** Excerpted data **
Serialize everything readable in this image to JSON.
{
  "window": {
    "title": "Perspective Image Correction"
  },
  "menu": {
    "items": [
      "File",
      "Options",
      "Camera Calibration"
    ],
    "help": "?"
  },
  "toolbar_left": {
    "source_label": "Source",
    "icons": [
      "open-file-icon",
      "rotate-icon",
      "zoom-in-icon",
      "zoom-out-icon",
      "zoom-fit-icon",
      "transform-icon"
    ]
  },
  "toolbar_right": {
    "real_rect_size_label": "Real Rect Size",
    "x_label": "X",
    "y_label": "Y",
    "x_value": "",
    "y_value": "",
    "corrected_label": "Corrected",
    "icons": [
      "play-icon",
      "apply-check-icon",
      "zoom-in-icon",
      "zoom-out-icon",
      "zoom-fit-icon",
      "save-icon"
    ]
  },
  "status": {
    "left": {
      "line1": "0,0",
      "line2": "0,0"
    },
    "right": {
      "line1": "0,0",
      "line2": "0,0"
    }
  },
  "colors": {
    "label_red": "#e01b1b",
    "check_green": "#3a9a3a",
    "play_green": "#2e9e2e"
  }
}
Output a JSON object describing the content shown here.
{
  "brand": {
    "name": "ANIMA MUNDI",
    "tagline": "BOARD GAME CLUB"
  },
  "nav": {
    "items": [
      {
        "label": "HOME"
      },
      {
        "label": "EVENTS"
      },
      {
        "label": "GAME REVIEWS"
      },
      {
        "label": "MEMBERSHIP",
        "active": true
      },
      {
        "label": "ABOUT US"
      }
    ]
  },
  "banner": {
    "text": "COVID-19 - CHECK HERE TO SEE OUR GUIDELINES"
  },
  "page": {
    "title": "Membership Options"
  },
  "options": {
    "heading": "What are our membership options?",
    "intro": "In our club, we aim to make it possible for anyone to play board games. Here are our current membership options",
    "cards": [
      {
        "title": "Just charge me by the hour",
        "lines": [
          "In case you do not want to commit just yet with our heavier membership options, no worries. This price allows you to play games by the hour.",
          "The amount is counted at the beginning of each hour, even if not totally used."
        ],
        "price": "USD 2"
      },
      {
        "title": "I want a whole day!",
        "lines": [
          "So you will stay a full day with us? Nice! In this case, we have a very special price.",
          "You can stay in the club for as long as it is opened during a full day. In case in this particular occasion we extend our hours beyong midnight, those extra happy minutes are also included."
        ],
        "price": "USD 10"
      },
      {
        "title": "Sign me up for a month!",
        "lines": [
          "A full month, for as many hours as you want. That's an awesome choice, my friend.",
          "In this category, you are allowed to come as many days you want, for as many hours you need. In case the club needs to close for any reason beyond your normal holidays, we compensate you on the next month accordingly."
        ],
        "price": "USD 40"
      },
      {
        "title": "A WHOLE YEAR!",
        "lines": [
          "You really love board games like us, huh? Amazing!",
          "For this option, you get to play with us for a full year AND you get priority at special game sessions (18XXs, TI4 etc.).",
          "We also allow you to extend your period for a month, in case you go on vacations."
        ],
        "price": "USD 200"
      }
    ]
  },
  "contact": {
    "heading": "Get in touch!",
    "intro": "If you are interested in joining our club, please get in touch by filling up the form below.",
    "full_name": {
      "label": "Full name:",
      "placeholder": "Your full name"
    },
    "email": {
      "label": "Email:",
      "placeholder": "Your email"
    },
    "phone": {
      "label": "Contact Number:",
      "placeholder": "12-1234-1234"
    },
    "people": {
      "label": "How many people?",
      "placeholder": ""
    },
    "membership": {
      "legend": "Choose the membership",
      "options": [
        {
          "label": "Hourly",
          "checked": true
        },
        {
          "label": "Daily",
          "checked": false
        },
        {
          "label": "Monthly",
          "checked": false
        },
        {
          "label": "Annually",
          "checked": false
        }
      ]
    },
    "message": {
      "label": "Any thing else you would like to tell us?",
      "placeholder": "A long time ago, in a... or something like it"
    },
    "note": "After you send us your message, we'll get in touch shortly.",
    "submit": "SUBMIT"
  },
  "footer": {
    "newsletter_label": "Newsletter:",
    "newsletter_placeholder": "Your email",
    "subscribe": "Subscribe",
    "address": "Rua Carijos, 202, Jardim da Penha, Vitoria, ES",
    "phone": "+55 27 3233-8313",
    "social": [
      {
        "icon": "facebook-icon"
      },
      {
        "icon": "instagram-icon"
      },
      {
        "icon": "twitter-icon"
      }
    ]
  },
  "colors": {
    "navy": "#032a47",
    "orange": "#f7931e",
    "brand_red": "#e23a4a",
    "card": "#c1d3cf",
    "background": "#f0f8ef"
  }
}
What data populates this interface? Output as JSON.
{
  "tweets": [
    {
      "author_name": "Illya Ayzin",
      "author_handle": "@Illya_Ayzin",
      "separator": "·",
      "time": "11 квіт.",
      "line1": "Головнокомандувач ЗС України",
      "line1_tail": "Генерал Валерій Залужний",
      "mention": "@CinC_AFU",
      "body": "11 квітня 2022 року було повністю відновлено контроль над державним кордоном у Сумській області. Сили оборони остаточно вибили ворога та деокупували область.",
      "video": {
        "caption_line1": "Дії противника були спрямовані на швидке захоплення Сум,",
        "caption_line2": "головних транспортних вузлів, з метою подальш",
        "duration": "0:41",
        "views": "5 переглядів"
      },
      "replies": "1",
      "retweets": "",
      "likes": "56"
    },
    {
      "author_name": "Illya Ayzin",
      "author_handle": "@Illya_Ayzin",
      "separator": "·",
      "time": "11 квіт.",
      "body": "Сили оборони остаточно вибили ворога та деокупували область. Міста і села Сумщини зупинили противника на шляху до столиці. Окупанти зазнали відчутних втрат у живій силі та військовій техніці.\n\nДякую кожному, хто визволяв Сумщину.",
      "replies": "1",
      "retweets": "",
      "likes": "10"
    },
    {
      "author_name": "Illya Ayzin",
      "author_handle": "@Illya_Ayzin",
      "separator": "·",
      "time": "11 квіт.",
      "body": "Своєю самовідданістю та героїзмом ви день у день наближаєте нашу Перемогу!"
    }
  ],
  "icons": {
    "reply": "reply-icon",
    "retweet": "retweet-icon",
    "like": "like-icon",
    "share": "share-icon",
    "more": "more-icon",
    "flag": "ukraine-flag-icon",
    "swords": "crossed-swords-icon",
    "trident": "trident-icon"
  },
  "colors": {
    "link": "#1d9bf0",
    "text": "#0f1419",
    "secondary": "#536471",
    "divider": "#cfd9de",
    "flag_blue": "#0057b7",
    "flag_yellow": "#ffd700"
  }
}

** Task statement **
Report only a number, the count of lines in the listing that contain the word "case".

** Exercise result **
5